Give a single number in reply. It is the count of lines below that contain the string "this".

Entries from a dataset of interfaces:
────────────────────
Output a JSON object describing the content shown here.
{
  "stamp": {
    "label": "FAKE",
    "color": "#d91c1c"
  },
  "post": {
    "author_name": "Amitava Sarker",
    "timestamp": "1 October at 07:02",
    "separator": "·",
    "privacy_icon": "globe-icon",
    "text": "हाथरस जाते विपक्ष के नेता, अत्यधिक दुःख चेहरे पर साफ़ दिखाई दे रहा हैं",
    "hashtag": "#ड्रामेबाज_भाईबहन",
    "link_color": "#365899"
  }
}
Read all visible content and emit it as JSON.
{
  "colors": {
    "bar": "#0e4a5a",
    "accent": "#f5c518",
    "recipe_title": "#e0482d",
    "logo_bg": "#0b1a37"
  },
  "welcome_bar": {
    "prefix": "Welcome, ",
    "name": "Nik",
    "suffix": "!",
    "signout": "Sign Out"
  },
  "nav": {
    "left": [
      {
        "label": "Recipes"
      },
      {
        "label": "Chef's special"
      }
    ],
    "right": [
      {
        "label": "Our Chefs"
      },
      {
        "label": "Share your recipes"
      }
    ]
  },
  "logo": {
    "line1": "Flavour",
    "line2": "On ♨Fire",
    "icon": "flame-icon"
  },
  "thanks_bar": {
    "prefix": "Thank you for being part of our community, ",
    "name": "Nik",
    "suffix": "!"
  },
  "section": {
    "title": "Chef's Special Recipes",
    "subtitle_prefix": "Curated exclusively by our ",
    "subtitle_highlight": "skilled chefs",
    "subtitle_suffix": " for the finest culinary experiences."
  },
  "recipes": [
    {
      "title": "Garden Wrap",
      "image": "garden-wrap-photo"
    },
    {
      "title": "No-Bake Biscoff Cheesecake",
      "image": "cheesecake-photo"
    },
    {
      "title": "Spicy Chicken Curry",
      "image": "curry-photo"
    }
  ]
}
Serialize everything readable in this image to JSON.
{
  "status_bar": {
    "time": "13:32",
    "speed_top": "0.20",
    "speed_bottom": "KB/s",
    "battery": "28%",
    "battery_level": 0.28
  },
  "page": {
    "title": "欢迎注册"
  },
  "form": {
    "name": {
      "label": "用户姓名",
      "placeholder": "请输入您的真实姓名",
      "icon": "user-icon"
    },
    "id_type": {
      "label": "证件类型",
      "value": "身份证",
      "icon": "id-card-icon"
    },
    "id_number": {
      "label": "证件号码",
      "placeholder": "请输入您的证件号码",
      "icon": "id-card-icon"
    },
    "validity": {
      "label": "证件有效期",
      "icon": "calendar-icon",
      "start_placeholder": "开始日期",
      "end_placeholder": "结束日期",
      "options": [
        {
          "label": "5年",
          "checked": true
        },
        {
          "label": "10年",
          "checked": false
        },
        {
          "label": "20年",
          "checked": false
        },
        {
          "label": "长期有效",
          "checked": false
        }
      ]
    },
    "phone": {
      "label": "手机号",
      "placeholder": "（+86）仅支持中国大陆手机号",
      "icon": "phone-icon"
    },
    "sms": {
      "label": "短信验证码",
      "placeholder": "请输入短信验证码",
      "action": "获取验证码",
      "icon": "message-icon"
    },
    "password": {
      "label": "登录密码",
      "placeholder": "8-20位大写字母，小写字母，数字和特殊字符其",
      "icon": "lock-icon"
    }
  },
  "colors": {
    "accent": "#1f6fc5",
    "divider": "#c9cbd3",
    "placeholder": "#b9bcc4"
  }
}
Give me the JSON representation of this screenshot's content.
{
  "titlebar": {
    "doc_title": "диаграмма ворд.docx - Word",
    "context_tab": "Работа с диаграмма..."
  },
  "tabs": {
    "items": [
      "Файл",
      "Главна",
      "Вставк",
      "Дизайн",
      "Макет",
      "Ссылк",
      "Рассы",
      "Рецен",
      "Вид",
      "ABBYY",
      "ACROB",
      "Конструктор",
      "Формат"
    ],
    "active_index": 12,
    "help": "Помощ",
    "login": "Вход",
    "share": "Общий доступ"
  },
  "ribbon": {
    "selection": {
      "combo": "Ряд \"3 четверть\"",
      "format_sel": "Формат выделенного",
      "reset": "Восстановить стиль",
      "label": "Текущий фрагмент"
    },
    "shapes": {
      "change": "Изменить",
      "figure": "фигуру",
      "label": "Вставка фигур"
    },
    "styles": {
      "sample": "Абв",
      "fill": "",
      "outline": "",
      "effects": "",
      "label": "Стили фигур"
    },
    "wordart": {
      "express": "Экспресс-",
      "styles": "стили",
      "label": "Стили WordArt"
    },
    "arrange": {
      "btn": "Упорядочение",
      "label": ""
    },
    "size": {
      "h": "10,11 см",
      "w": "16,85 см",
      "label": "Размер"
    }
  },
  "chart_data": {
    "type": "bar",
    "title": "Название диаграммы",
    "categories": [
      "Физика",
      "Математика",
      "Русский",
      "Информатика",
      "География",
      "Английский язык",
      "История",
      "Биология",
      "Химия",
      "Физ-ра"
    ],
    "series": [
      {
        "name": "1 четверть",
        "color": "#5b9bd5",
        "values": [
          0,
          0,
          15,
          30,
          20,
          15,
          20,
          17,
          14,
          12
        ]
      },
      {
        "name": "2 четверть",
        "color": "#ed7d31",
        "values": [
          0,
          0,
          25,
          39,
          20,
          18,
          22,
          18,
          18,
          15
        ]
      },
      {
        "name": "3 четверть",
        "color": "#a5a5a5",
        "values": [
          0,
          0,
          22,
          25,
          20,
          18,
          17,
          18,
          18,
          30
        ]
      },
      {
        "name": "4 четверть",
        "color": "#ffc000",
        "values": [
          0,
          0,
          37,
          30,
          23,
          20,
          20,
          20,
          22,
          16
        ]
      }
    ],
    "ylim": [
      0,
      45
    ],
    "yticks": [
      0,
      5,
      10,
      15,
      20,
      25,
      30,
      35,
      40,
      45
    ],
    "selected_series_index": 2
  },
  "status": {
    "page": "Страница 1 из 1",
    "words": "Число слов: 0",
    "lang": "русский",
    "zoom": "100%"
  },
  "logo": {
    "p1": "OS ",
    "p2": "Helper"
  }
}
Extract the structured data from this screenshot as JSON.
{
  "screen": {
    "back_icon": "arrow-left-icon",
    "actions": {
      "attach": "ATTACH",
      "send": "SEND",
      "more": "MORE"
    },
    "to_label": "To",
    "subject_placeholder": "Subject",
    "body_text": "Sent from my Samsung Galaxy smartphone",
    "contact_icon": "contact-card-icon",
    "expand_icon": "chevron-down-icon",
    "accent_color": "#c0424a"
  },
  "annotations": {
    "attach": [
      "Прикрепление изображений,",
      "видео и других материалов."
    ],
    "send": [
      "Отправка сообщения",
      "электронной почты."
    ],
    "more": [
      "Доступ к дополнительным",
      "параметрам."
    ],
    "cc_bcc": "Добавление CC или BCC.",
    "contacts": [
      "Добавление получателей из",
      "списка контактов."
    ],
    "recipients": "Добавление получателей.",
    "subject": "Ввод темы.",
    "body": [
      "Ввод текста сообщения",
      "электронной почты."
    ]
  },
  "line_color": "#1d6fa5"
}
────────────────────
**Exercise response:**
3